The following is a list of the administrative units in which this place was either wholly or partly included.
|Poor Law union||Stafford|
Any dates in this table should be used as a guide only.
Directories & Gazetteers
We have transcribed the entry for Stafford from the following:
- Samuel Lewis' A Topographical Dictionary of England, by Samuel Lewis, seventh edition, published 1858. (Stafford)
Land and Property
A full transcript of the Return of Owners of Land in 1873 for Staffordshire is online.
Online maps of Stafford are available from a number of sites:
- Bing (Current Ordnance Survey maps).
- Google Streetview.
- National Library of Scotland. (Old maps)
- old-maps.co.uk (Old Ordnance Survey maps to buy).
- Streetmap.co.uk (Current Ordnance Survey maps).
- A Vision of Britain through Time. (Old maps)
Newspapers and Periodicals

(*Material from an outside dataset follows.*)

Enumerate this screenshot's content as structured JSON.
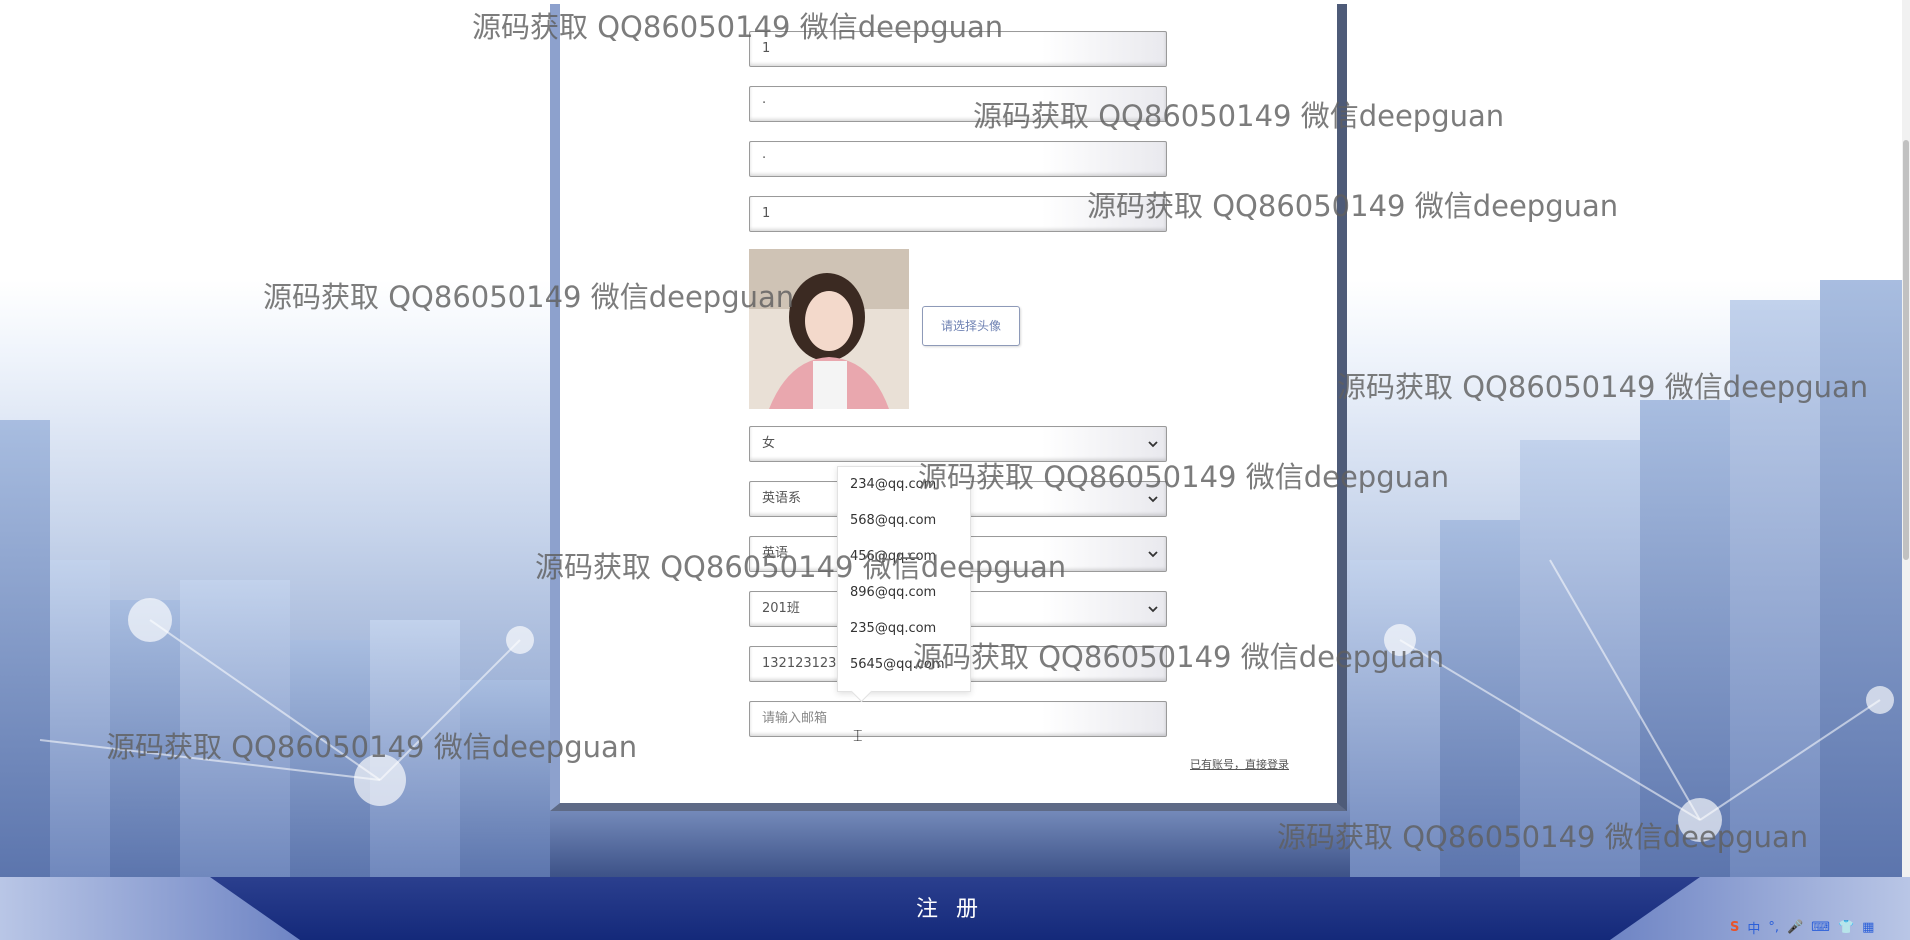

The British Newspaper Archive have fully searchable digitised copies of the following Staffordshire newspapers online: